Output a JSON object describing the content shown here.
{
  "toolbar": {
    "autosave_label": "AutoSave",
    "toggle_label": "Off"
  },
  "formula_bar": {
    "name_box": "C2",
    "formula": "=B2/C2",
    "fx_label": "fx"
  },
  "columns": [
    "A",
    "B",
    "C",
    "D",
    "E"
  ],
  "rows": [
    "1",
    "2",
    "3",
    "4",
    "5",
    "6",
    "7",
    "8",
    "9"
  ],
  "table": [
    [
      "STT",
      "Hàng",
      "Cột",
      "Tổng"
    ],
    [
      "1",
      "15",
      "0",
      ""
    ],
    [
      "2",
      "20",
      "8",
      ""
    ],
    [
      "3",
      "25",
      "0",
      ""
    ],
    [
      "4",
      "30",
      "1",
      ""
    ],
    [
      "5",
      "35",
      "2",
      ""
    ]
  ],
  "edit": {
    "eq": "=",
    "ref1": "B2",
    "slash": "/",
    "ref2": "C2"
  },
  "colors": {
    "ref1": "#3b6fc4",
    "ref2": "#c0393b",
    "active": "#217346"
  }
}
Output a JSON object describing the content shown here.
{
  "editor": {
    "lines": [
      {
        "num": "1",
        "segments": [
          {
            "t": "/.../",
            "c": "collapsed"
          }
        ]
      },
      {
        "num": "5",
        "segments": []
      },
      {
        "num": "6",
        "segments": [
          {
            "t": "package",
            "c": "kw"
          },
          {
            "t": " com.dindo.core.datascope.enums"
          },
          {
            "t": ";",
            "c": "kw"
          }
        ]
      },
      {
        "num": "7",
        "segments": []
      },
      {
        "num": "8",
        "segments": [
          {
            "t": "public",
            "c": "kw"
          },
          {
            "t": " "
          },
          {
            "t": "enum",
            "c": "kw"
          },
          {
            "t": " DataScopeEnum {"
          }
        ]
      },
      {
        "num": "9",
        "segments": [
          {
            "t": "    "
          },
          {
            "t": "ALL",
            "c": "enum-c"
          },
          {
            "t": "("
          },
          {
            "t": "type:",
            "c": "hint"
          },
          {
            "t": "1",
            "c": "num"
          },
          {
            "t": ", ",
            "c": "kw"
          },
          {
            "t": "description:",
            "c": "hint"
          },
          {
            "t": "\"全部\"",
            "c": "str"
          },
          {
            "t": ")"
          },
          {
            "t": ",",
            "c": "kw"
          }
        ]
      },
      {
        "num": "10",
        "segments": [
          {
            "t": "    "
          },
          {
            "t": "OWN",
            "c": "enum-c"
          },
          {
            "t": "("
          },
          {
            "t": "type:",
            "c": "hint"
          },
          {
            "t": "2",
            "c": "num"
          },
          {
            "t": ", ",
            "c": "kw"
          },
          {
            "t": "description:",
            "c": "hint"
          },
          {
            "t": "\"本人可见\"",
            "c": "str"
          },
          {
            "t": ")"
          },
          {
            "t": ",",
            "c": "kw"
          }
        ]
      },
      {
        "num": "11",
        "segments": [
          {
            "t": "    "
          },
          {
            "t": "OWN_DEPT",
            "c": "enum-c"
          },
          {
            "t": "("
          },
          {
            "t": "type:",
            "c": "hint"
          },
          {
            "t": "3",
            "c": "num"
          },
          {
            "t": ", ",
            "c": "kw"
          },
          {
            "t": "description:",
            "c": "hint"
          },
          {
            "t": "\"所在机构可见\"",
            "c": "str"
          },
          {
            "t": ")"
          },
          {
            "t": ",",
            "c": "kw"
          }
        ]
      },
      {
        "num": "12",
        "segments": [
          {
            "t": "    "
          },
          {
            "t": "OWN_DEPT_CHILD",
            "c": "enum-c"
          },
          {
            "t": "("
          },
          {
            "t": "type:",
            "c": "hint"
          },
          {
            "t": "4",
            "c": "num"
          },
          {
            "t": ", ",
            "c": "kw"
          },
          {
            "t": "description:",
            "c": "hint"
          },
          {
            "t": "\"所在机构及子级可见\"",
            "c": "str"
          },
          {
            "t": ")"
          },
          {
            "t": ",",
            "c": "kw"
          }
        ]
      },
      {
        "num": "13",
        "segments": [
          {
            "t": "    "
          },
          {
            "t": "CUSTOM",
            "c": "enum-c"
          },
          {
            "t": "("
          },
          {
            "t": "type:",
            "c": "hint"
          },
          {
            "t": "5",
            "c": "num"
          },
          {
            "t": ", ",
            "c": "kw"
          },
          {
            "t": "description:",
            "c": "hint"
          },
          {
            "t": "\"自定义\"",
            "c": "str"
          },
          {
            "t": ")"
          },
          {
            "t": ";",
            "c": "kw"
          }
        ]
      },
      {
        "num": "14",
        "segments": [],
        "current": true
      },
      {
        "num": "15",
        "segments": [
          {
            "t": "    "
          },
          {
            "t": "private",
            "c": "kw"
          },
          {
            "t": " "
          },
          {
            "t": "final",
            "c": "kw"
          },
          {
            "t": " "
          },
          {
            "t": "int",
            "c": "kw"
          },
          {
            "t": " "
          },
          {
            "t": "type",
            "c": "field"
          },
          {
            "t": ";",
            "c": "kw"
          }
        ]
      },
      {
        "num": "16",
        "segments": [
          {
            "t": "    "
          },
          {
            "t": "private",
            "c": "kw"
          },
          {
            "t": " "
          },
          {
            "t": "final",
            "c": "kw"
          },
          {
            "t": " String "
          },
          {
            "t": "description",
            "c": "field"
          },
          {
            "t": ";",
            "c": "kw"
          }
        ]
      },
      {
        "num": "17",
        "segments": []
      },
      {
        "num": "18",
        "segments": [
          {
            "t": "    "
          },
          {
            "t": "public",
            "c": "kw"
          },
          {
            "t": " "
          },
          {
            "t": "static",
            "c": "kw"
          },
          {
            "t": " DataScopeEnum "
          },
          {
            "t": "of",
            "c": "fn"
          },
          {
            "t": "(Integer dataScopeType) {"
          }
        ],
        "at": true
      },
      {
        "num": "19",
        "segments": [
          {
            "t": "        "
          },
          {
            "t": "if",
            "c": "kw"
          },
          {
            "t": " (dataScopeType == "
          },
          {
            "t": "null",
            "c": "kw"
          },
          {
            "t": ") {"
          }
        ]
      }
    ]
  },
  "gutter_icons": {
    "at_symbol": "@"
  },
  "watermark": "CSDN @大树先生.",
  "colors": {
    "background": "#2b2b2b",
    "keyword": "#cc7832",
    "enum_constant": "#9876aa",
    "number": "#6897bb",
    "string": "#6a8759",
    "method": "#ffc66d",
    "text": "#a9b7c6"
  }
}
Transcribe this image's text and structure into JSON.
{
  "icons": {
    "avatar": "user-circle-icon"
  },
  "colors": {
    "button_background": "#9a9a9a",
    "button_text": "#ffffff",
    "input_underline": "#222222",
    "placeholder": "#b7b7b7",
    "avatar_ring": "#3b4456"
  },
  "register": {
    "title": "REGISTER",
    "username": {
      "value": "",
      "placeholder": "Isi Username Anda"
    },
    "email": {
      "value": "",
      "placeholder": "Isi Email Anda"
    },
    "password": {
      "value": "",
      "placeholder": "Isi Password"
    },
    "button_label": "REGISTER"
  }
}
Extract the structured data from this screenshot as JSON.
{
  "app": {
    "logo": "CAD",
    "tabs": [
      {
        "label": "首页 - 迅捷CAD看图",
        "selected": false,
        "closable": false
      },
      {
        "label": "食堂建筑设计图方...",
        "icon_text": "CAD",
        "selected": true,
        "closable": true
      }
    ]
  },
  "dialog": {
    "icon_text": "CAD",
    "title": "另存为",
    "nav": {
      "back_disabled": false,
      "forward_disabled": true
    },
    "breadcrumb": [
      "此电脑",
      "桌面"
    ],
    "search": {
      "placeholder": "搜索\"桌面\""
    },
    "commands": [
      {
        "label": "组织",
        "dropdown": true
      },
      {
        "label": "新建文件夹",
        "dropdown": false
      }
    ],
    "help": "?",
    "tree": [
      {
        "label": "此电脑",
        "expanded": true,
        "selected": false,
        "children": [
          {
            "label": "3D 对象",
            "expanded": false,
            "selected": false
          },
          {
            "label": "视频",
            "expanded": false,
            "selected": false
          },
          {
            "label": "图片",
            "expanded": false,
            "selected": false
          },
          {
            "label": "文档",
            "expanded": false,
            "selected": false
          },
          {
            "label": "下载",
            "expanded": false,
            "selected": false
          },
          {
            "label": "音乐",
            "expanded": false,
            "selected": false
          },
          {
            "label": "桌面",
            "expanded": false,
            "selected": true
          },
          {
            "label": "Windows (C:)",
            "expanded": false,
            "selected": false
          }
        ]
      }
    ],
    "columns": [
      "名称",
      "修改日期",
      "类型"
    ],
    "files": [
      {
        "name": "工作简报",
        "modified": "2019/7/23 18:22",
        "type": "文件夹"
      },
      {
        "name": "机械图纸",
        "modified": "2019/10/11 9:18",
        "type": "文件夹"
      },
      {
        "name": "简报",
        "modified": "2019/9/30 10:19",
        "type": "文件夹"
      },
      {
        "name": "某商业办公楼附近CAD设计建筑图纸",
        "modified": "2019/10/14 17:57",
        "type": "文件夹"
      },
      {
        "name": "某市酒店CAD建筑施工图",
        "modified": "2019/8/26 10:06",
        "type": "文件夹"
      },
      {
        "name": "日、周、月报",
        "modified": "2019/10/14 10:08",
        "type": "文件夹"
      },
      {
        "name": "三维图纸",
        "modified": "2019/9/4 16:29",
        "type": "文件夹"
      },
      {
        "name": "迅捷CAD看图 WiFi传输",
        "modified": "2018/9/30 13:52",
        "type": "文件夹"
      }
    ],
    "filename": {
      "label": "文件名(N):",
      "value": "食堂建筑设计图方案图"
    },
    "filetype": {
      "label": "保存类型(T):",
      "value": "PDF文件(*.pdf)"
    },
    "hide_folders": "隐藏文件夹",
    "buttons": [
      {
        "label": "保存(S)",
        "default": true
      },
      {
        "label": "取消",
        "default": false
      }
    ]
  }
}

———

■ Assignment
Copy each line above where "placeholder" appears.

■ Output for this task
    "placeholder": "#b7b7b7",
      "placeholder": "Isi Username Anda"
      "placeholder": "Isi Email Anda"
      "placeholder": "Isi Password"
      "placeholder": "搜索\"桌面\""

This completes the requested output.